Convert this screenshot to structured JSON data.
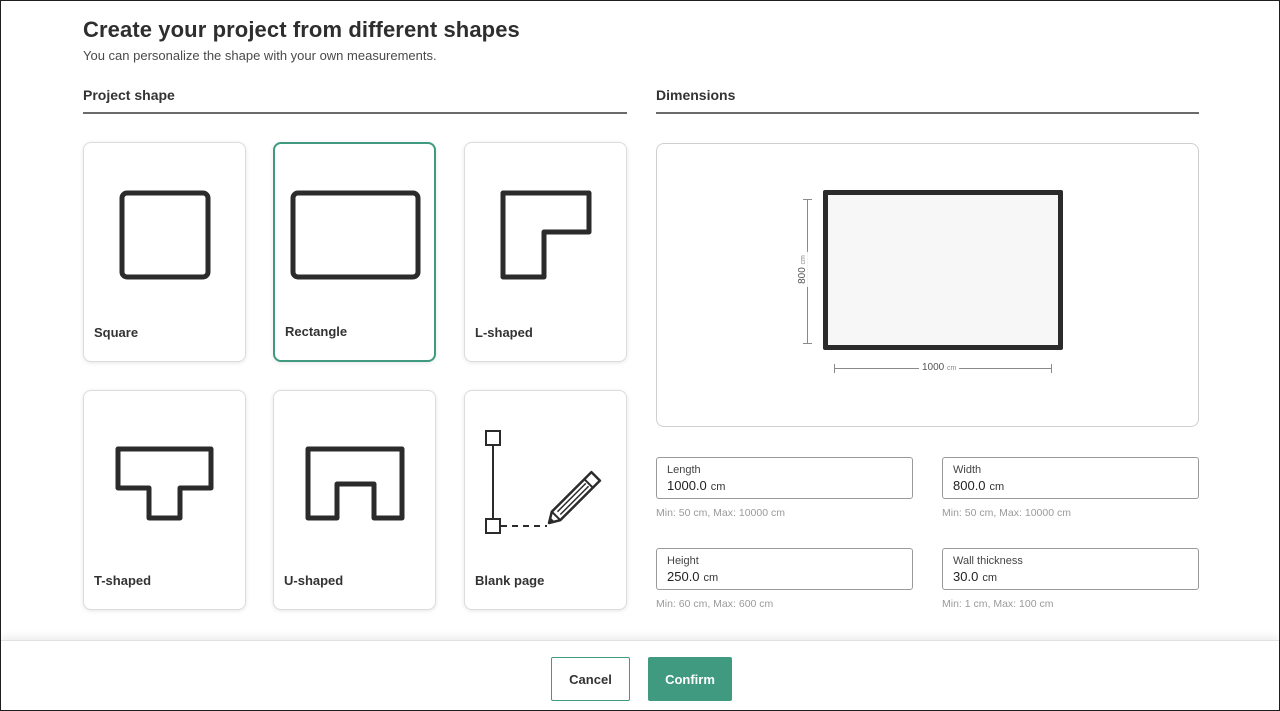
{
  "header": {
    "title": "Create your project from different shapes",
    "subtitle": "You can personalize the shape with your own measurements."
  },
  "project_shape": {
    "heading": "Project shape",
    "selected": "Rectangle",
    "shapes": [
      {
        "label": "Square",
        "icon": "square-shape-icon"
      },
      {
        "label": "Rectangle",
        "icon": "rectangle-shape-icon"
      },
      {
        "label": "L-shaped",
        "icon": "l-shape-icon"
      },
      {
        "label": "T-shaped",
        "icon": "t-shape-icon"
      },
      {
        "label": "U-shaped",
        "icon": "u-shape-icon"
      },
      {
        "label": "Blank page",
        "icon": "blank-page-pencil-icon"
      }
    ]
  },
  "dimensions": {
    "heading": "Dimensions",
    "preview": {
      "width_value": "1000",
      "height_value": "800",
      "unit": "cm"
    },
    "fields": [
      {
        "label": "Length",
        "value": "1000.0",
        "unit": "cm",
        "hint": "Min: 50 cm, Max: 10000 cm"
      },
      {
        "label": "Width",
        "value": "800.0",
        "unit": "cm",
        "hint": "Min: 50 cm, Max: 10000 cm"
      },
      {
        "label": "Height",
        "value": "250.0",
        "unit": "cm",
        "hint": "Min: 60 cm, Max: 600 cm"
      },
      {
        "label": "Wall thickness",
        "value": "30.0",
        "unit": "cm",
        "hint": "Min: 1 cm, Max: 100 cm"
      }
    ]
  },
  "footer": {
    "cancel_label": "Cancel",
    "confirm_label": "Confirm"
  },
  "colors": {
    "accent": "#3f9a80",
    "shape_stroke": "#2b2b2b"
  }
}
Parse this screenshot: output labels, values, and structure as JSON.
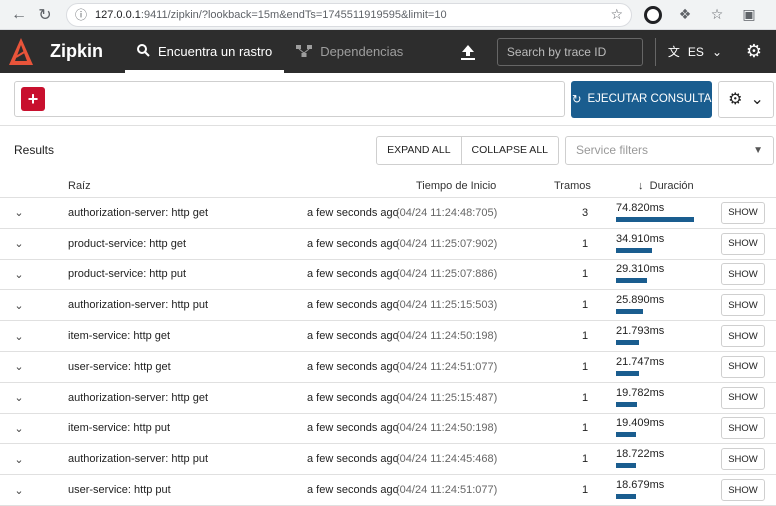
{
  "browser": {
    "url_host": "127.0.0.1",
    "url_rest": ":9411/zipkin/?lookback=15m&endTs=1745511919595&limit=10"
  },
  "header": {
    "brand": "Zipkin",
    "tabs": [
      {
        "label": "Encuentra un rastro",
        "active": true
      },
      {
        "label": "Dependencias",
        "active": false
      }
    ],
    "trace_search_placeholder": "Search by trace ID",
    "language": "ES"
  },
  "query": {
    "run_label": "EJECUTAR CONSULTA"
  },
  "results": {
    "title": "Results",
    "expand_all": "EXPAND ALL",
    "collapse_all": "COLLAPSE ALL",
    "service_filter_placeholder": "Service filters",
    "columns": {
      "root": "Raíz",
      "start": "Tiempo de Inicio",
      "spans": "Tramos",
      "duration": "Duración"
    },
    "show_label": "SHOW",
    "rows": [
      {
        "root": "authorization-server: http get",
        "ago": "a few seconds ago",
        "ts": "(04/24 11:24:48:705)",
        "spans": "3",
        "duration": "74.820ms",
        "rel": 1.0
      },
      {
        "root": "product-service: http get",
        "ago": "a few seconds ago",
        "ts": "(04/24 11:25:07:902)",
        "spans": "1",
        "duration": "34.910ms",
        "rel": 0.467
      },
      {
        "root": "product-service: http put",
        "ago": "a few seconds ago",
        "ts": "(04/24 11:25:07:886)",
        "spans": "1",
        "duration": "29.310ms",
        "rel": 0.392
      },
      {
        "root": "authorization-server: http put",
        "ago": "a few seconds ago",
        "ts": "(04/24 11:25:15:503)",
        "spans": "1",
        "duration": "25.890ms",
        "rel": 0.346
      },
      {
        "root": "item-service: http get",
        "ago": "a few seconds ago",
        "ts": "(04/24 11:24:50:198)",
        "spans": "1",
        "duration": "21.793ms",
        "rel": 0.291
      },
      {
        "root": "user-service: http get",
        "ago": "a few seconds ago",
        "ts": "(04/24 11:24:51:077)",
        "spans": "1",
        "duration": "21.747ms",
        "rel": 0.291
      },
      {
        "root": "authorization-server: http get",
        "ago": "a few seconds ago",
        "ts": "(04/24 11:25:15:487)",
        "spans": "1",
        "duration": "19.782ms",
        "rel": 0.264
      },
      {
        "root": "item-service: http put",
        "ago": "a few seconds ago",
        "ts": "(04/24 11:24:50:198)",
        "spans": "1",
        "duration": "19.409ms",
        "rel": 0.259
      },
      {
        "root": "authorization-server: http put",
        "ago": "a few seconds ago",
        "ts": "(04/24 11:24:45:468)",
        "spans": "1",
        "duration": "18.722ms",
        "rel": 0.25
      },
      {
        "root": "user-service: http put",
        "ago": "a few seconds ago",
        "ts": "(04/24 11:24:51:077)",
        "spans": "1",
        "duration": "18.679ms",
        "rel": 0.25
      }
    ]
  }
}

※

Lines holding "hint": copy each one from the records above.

• Reply
        "hint": "Min: 50 cm, Max: 10000 cm"
        "hint": "Min: 50 cm, Max: 10000 cm"
        "hint": "Min: 60 cm, Max: 600 cm"
        "hint": "Min: 1 cm, Max: 100 cm"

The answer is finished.